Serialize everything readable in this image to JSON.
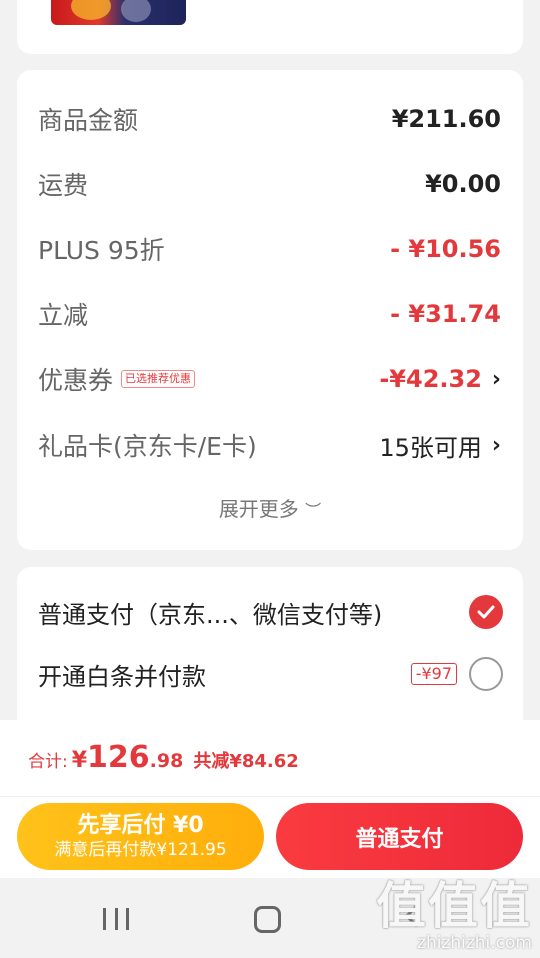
{
  "price_summary": {
    "rows": [
      {
        "label": "商品金额",
        "value": "¥211.60"
      },
      {
        "label": "运费",
        "value": "¥0.00"
      },
      {
        "label": "PLUS 95折",
        "value": "- ¥10.56"
      },
      {
        "label": "立减",
        "value": "- ¥31.74"
      },
      {
        "label": "优惠券",
        "tag": "已选推荐优惠",
        "value": "-¥42.32"
      },
      {
        "label": "礼品卡(京东卡/E卡)",
        "value": "15张可用"
      }
    ],
    "expand_label": "展开更多",
    "expand_icon": "chevron-down-icon"
  },
  "payment": {
    "options": [
      {
        "label": "普通支付（京东...、微信支付等)",
        "selected": true
      },
      {
        "label": "开通白条并付款",
        "discount_tag": "-¥97",
        "selected": false
      }
    ]
  },
  "totals": {
    "label": "合计:",
    "currency": "¥",
    "amount_main": "126",
    "amount_decimal": ".98",
    "saved": "共减¥84.62"
  },
  "buttons": {
    "pay_later_title": "先享后付 ¥0",
    "pay_later_sub": "满意后再付款¥121.95",
    "normal_pay": "普通支付"
  },
  "watermark": {
    "mark": "值值值",
    "url": "zhizhizhi.com"
  },
  "colors": {
    "accent_red": "#e4393c",
    "pay_later_yellow": "#ffb812",
    "background": "#f2f2f2"
  }
}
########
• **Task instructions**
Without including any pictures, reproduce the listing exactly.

• **Result for this task**
Serialize everything readable in this image to JSON.
{
  "price_summary": {
    "rows": [
      {
        "label": "商品金额",
        "value": "¥211.60"
      },
      {
        "label": "运费",
        "value": "¥0.00"
      },
      {
        "label": "PLUS 95折",
        "value": "- ¥10.56"
      },
      {
        "label": "立减",
        "value": "- ¥31.74"
      },
      {
        "label": "优惠券",
        "tag": "已选推荐优惠",
        "value": "-¥42.32"
      },
      {
        "label": "礼品卡(京东卡/E卡)",
        "value": "15张可用"
      }
    ],
    "expand_label": "展开更多",
    "expand_icon": "chevron-down-icon"
  },
  "payment": {
    "options": [
      {
        "label": "普通支付（京东...、微信支付等)",
        "selected": true
      },
      {
        "label": "开通白条并付款",
        "discount_tag": "-¥97",
        "selected": false
      }
    ]
  },
  "totals": {
    "label": "合计:",
    "currency": "¥",
    "amount_main": "126",
    "amount_decimal": ".98",
    "saved": "共减¥84.62"
  },
  "buttons": {
    "pay_later_title": "先享后付 ¥0",
    "pay_later_sub": "满意后再付款¥121.95",
    "normal_pay": "普通支付"
  },
  "watermark": {
    "mark": "值值值",
    "url": "zhizhizhi.com"
  },
  "colors": {
    "accent_red": "#e4393c",
    "pay_later_yellow": "#ffb812",
    "background": "#f2f2f2"
  }
}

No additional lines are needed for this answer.